Minerals found in tap water include calcium, sodium and magnesium. Selenium, potassium and silica may also be found in some tap water, depending on location. The amounts of these minerals in drinking water have ramifications for health and the proper working of plumbing systems and appliances.Know More
Calcium, potassium, selenium and magnesium are necessary for good health. There are studies that show that people who drink water with minerals in it are more hydrated than people who drink demineralized water. However, too many minerals in tap water can make the water "hard." Hard water can leave behind a material known as limescale inside plumbing pipes. Over time, limescale can become so thick that it can lower the water pressure or cut off the water flow altogether. Eventually, affected pipes will need to be replaced, which is a time-consuming and expensive job.
Limescale can also clog pipes that feed washing machines and other household appliances that use water, which can shorten the life of the appliance. Minerals in tap water can also leave laundry feeling dingy when it comes out of the wash, and can leave behind residue and rings in the bathtub and shower stall that can be hard to remove.Learn more about Chemistry
Common examples of homogeneous mixtures include sugar and salt solutions, vinegar, tap water, metal alloys, perfumes, beverages and air. Homogeneous mixtures are commonly referred to as solutions, which can occur in different phases of matter.Full Answer >
Calcium chromate is a chemical produced in yellow powder or crystal form. It is used to inhibit corrosion, depolarize batteries and prime or coat metals. Calcium chromate is an oxidizing agent that is not water soluble.Full Answer >
Calcium sulfide is a chemical compound. It is a slightly water-soluble powder that crystallizes into cubes similar to rock salt. The compound has the odor of rotten eggs when moistened.Full Answer >

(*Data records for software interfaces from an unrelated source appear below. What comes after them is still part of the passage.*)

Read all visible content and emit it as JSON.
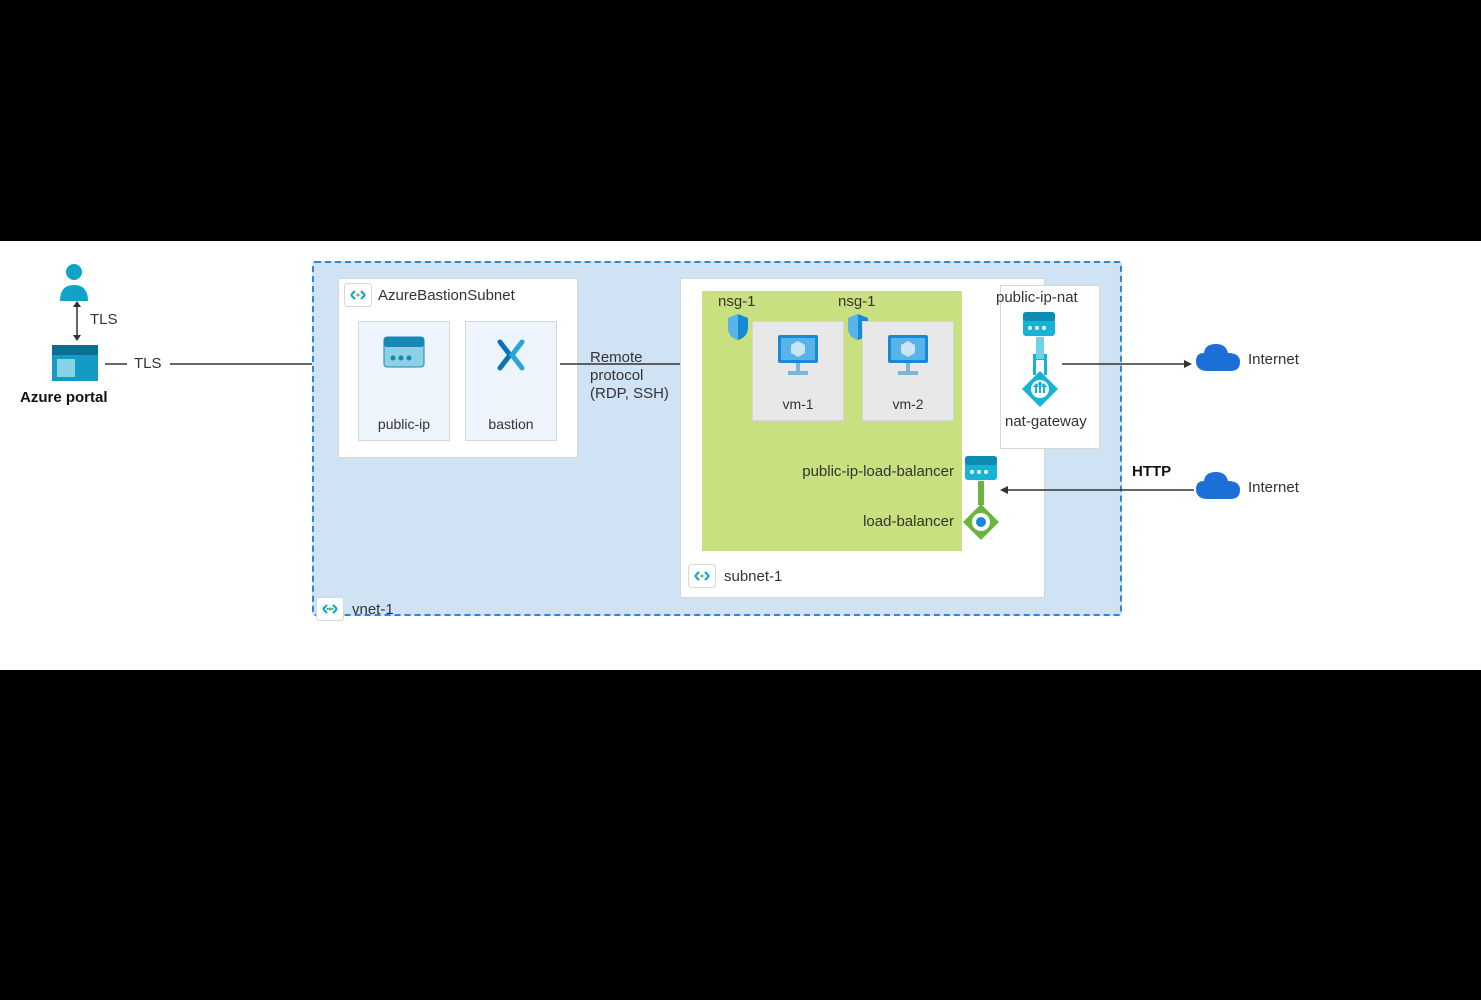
{
  "diagram": {
    "user_label": "Azure portal",
    "tls1": "TLS",
    "tls2": "TLS",
    "vnet": {
      "name": "vnet-1",
      "subnet_bastion": "AzureBastionSubnet",
      "subnet1": "subnet-1"
    },
    "bastion_card": {
      "public_ip": "public-ip",
      "bastion": "bastion"
    },
    "remote_proto_line1": "Remote",
    "remote_proto_line2": "protocol",
    "remote_proto_line3": "(RDP, SSH)",
    "nsg1a": "nsg-1",
    "nsg1b": "nsg-1",
    "vm1": "vm-1",
    "vm2": "vm-2",
    "public_ip_nat": "public-ip-nat",
    "nat_gateway": "nat-gateway",
    "public_ip_lb": "public-ip-load-balancer",
    "load_balancer": "load-balancer",
    "http": "HTTP",
    "internet1": "Internet",
    "internet2": "Internet"
  }
}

Calcium is odorless. It can have a solid, gray-white complexion or a softer, silver-white color.Full Answer >